Anyone familiar with my writing knows I’m a big B movie fan. A big reason I love this stuff is I grew up watching a lot of this stuff on TV, the monsters weren’t scary enough that my parents would had a problem with me watching these flicks, and I definitely miss the fact that these movies used to play late at night on the major networks and network affiliates.
Like today, 3D was Hollywood trying to get audiences back into theaters, (back in the fifties, Hollywood was desperately competing with a new innovation that kept everyone at home, television), and many schlocky movies were done in 3D to try to get anyone to go see something that was third rate at best.
One of my favorite B flicks from back in the day is Frankenstein’s Bloody Terror, which, despite its title isn’t exactly a Frankenstein movie (I’ll explain in a minute), and I later found out it was also in 3D, although very few people (myself included) have seen it in 3D.
Frankenstein’s Bloody Terror was a European horror film that was brought over to the United States by notorious exploitation producer Sam Sherman, the same man who gave us Satan’s Sadists, the Citizen Kane of biker films, and Dracula Vs. Frankenstein, the Plan 9 From Outer Space of the ’70s.
Sherman had an early version of Dracula Vs. Frankenstein held up in a lawsuit, and he needed something with Frankenstein in the title to fill in play-dates he had set up at theaters and drive-ins. The closest thing he could find was a Spanish film called La Marca del Hombre Lobo (The Mark of the Wolfman), an old fashioned gothic horror film that was also shot in 70mm.
Only problem, no Frankenstein in the film, but there is a Wolfstein family that carries the werewolf curse. (Funny enough, no one’s ever looked into whether this was the influence for the Castle Wolfenstein video games.) So Sam added in an animated prolog where a werewolf curse transforms Frankenstein into WOLFStein, and we see the star of the film, Paul Naschy, turning into a werewolf.
Fellow B movie maker Fred Olen Ray remembered seeing the film as a kid in Florida, and the audience full of youngsters watching this film at a matinee went nuts when they realized there was no Frankenstein in the film, and they sent soda cups, popcorn and candy boxes sailing at the screen. (He did appreciate the fact that Sam let you know you were ripped off up front.)
Despite all this silliness, the film actually did well in theaters, it’s a pretty good film that looks strong and vibrant on the big screen, but then Sherman found out it was in 3D, and had to get a print of it in the format ASAP.

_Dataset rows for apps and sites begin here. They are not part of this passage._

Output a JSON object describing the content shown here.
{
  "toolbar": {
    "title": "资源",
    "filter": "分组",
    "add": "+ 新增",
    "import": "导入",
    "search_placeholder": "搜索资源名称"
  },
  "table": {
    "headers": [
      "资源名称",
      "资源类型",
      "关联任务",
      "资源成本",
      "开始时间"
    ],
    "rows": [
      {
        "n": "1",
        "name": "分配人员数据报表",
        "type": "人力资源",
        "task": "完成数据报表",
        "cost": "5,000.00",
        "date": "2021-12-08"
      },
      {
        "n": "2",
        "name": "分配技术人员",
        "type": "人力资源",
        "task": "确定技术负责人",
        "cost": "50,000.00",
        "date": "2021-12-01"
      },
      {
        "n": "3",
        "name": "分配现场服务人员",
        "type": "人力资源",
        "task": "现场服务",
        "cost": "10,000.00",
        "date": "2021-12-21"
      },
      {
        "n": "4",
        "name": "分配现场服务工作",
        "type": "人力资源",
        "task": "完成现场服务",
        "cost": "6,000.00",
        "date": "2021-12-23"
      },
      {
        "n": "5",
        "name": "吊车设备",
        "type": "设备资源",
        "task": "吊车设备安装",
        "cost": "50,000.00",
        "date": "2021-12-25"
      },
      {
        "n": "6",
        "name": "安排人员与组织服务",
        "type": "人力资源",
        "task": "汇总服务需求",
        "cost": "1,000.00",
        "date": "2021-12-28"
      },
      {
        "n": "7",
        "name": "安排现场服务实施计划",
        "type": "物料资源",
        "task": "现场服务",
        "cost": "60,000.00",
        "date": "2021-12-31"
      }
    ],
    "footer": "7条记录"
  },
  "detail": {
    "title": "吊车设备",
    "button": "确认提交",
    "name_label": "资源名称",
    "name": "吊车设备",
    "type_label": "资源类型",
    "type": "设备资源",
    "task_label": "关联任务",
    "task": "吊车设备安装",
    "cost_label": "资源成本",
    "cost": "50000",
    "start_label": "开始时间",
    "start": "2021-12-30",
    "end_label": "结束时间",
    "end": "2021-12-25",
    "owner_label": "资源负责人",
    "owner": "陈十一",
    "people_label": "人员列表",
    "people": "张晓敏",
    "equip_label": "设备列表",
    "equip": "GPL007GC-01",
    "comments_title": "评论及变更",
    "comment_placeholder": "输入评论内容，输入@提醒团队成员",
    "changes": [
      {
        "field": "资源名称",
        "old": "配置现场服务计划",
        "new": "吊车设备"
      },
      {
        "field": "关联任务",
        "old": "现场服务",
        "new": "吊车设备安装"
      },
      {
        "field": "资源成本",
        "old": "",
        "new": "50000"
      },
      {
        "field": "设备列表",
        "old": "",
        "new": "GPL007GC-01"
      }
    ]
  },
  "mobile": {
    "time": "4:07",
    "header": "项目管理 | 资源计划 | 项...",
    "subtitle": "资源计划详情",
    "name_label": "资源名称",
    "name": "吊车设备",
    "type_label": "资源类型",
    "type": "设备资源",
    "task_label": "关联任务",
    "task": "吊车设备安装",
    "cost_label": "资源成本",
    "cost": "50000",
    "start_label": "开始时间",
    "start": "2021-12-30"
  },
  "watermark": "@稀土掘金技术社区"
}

“We pulled it out of its engagements to go to Spain, brought the 70mm print back and converted it to 35mm 3D,” Sherman says. “But it was a disaster because the people who handled the 3D part had terrible equipment. It was so dim you could hardly see it. We opened it in 3D in Hollywood at the Egyptian Theater with a big premiere. It went to ten other theaters, played for a couple of weeks and died. Nobody wanted it in 3D, it was a success originally.”
Another problem, Sherman discovered, “European 3D movies don’t have objects coming from the screen, they give depth to the screen. The Europeans shot this in Cienmascope format – wide, wide screen – and when you looked at the scenes of the werewolf in the forest, it went deeeep into the forest. It was the opposite of what Americans considered good 3D. So we asked, ‘Should we shoot inserts of hands and the werewolf coming out of the screen?’ But that never happened.”
Still, I’d love to see this in the best possible 3D format someday on a big screen, in fact, I’d love to see the movie in any format in a theater, where it hasn’t played since the early seventies. It would definitely take a lot of work and effort to get it over here, and restored in the best format possible, but like I always like to say, if they could finally untangle the rights to Spider Man, this should be a piece of cake.